- _Available data_:
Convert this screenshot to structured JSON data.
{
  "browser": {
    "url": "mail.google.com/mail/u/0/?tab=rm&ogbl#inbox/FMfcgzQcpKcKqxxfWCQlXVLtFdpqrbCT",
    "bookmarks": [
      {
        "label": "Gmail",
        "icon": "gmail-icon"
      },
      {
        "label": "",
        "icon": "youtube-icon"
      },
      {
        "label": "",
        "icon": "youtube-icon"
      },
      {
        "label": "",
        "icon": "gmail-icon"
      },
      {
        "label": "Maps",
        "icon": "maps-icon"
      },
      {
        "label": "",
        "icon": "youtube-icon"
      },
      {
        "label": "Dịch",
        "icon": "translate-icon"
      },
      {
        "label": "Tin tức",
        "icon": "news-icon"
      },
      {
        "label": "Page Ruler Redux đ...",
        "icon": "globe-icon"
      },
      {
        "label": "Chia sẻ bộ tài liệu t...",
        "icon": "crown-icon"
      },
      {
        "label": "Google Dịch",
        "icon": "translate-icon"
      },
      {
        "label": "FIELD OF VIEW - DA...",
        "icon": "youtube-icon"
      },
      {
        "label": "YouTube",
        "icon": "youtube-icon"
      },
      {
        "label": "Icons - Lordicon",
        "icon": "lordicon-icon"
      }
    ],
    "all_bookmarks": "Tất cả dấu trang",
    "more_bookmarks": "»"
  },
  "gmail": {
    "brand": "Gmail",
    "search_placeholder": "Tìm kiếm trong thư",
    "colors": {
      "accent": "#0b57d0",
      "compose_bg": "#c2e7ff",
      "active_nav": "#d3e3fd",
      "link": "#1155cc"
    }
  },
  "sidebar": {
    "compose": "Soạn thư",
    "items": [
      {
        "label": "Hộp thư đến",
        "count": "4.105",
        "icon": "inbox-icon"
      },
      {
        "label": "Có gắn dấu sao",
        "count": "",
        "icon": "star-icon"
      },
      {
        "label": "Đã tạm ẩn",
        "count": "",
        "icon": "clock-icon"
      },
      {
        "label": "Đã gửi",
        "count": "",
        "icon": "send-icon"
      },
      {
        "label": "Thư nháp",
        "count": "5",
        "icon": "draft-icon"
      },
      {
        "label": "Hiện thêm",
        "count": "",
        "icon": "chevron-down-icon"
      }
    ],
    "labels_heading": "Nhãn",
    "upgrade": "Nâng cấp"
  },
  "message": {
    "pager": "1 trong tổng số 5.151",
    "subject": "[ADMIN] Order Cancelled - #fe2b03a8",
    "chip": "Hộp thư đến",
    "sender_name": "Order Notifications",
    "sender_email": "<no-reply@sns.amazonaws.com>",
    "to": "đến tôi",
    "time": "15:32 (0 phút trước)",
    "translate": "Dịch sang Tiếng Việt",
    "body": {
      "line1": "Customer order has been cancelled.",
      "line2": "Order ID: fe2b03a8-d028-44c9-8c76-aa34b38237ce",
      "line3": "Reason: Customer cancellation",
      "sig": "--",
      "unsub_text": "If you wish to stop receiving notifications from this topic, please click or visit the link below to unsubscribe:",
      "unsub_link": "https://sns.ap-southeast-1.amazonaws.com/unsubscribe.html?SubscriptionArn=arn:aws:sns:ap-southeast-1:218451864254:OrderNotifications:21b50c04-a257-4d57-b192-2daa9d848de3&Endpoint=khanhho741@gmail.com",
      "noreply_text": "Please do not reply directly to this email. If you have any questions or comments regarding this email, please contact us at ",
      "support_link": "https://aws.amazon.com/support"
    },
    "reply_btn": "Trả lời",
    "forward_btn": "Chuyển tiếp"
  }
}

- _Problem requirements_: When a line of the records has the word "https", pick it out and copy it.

- _The completed task_:
      "unsub_link": "https://sns.ap-southeast-1.amazonaws.com/unsubscribe.html?SubscriptionArn=arn:aws:sns:ap-southeast-1:218451864254:OrderNotifications:21b50c04-a257-4d57-b192-2daa9d848de3&Endpoint=khanhho741@gmail.com",
      "support_link": "https://aws.amazon.com/support"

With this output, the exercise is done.